- _Task directions_:
Locate every line in the records below that holds the word "Application" and return each one.
══ Source material ══
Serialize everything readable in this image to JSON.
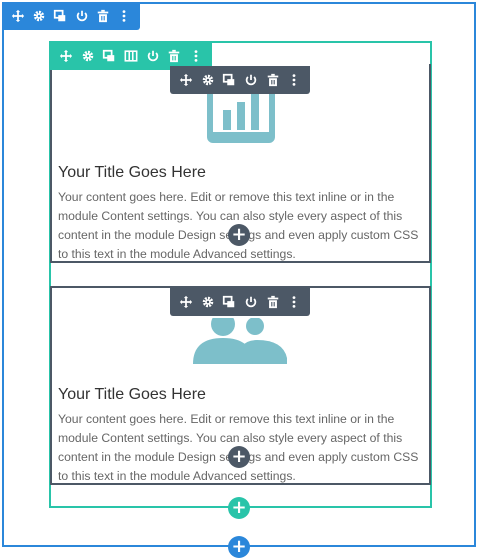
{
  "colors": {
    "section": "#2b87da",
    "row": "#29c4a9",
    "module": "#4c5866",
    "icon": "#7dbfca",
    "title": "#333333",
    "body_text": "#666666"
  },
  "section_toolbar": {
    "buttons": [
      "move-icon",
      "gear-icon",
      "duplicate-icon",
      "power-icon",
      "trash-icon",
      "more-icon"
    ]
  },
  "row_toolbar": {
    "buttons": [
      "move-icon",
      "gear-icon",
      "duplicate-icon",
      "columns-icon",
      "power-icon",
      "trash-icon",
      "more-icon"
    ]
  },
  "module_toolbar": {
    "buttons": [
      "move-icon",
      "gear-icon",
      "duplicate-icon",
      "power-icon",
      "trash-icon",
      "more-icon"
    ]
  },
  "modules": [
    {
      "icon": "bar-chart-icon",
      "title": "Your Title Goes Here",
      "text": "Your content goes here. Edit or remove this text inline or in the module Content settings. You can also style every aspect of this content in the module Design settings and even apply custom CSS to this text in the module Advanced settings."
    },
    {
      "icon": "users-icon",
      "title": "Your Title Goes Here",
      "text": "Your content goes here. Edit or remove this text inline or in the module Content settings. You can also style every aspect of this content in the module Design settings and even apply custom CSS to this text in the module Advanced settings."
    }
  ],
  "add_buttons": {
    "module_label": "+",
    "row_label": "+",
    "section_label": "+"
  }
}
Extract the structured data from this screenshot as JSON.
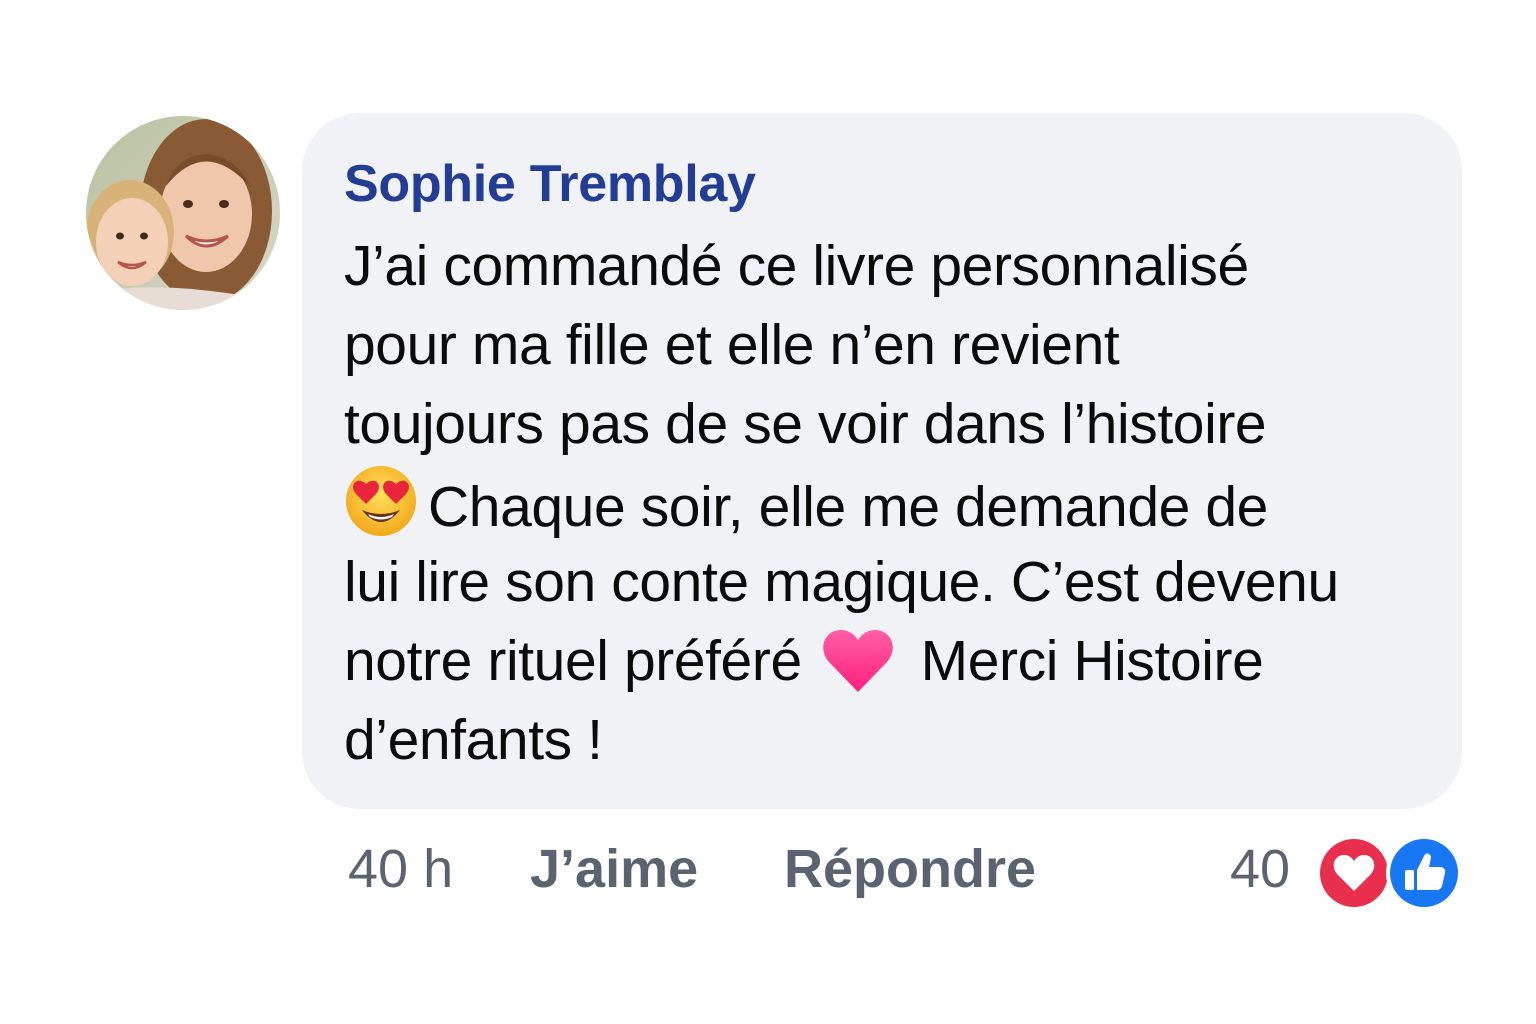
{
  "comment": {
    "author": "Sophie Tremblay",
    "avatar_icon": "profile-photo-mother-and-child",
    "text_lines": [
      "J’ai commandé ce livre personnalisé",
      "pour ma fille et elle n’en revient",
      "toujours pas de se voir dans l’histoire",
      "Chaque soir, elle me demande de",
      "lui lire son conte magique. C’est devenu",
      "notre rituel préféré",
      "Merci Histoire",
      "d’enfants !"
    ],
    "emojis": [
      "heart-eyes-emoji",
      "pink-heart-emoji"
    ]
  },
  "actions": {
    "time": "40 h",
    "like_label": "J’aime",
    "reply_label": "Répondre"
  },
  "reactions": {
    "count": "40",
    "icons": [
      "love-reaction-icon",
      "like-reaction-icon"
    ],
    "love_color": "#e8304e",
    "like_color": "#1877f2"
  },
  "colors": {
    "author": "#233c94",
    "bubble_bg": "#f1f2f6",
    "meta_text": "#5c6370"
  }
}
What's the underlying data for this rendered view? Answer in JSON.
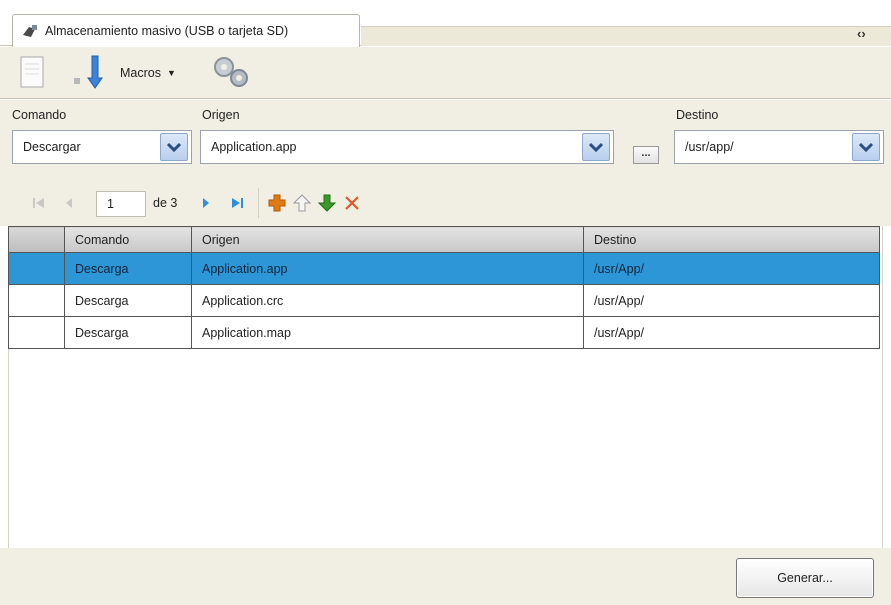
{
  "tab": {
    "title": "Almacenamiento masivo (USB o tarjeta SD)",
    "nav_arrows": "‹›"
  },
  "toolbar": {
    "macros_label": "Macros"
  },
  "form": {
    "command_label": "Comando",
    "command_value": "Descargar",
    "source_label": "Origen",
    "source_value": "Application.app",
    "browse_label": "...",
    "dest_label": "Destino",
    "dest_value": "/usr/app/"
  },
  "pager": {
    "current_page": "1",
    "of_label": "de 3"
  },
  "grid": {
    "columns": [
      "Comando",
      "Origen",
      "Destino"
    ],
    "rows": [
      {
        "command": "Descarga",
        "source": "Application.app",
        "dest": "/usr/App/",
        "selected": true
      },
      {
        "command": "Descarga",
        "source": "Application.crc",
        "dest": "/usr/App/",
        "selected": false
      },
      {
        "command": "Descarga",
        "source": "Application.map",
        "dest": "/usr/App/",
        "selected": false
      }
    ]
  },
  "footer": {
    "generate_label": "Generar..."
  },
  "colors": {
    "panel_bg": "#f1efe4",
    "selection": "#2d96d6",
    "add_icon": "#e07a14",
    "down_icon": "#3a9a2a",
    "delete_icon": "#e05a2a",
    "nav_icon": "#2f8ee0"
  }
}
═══
- _Task output_:
    "source_value": "Application.app",
        "source": "Application.app",
        "source": "Application.crc",
        "source": "Application.map",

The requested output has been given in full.